| AUSTIN, Texas, April 10
AUSTIN, Texas, April 10 Barack Obama wrapped
himself on Thursday in the civil rights legacy of Lyndon B.
Johnson, the 1960s president who helped clear the way for an
African-American to one day become U.S. president.
Obama was joined by three former presidents this week in
commemorating the 50th anniversary of the passage of the Civil
Rights Act of 1964, the landmark legislation that tested
Johnson's vaunted negotiating skills and took a step toward
ending America's segregationist past.
Speaking to a crowd at the Lyndon Baines Johnson
Presidential Library, Obama lauded the 36th U.S. president's
civil rights push as "one giant man's remarkable efforts to make
real the promise of our founding: 'We hold these truths to be

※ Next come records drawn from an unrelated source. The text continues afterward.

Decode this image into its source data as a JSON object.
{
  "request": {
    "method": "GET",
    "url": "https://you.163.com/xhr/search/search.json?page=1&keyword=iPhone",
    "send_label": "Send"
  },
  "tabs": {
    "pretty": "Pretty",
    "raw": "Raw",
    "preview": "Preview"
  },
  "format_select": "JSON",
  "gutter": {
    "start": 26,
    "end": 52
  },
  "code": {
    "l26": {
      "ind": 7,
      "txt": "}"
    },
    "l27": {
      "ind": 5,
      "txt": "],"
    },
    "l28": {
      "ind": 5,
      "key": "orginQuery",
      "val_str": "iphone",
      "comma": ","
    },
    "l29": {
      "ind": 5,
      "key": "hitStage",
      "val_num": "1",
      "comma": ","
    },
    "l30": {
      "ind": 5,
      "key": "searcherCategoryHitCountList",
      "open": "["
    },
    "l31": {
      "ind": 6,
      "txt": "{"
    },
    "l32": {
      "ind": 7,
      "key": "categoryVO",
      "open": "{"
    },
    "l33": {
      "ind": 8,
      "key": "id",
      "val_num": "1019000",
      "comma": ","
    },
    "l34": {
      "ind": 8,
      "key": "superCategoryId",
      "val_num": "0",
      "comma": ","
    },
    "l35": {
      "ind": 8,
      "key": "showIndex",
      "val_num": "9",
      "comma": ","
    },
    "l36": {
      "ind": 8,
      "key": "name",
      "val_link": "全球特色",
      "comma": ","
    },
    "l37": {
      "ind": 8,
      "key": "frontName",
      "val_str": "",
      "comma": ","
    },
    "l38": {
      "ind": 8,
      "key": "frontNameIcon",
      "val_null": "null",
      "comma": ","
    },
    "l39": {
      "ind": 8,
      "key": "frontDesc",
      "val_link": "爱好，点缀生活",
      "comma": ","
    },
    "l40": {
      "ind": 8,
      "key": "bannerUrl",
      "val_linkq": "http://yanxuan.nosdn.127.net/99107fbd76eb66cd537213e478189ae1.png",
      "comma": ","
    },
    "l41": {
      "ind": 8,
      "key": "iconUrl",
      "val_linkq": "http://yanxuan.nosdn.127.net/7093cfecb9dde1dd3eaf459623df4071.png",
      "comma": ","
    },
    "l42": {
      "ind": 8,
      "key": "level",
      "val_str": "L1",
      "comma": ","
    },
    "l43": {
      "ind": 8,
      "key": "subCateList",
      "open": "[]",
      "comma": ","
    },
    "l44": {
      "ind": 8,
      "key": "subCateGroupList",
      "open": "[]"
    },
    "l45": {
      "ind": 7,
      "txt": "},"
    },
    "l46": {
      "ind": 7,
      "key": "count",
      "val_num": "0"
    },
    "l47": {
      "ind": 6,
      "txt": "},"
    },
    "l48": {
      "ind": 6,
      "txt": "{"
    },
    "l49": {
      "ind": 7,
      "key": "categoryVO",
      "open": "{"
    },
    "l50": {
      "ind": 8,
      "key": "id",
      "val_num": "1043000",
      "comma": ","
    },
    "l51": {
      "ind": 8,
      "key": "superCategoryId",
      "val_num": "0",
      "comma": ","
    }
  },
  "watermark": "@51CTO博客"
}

self-evident, that all men are created equal.'"
Obama, who has so far spent much of his second term as
president tussling with Republican opponents, said Johnson's
"Great Society" programs aimed at providing a social safety net
for low-income Americans are as vital as ever and that
politicians who want to dismantle them are cynical.
"I reject such cynicism because I have lived out the promise
of LBJ's efforts," he said.
Johnson opened doors of opportunity for people like him to
advance in the United States, Obama said.
"They swung open for you and they swung open for me, and
that's why I'm standing here today," he said, adding: "That
means we've got a debt to pay."
Obama's own civil rights legacy is seen in his efforts to
try to end discriminatory practices against gays and lesbians
and persuading Congress to pass immigration reform.
African-American groups would like him to do more to create jobs
for the black community.
His audience included Johnson's daughter Lynda, some
veterans of the Johnson administration and civil rights leaders,
such as Representative John Lewis, a Georgia Democrat who as a
young man was beaten by Alabama state troopers, his skull
fractured, during the "Bloody Sunday" march in March 1965.
Lewis said it was fitting that Obama spoke.
"President Barack Obama was born into a dangerous and
difficult time in American history, a time when people were
arrested and taken to jail just for sitting beside each other on
a bus," he told the crowd.
Obama also knows there is much more work to do "redeem the
soul of America," said Lewis.
The group was treated to protest songs from the 1960s and
videos of Johnson signing the law that outlawed discrimination
based on race. In one, he is seen repeating the civil rights
anthem of the time, "We shall overcome."
Gospel singer Mavis Staples later led the crowd to rise to
its feet and sing "We Shall Overcome," swaying to the music.
Former presidents Jimmy Carter, Bill Clinton and George W.
Bush were all participants at the summit, appearing at different
times, but the central speaker of the week of ceremonies was
The 44th president has in recent months intensified his
focus on improving the plight of black Americans. His "My
Brothers Keeper" initiative is aimed at help at-risk young
people to get the skills needed to find a job.
However, Obama's policy of deporting undocumented immigrants
drew a protest outside the library where a half dozen people
spent the night chained to a statue on the University of Texas
One of those chained was Patrick Fierro, 36, of Austin, who
saw his father deported to Ciudad Juarez, Mexico, six years ago
and said he and his family have struggled with grief ever since.
"Every day I suffer and I have pain every day when I wake
up. I miss my dad and can't see him," Fierro said, as hundreds
more protesters chanted and marched before Obama's speech.
(Additional reporting by Jeff Mason and Roberta Rampton in
Washington; editing by G Crosse)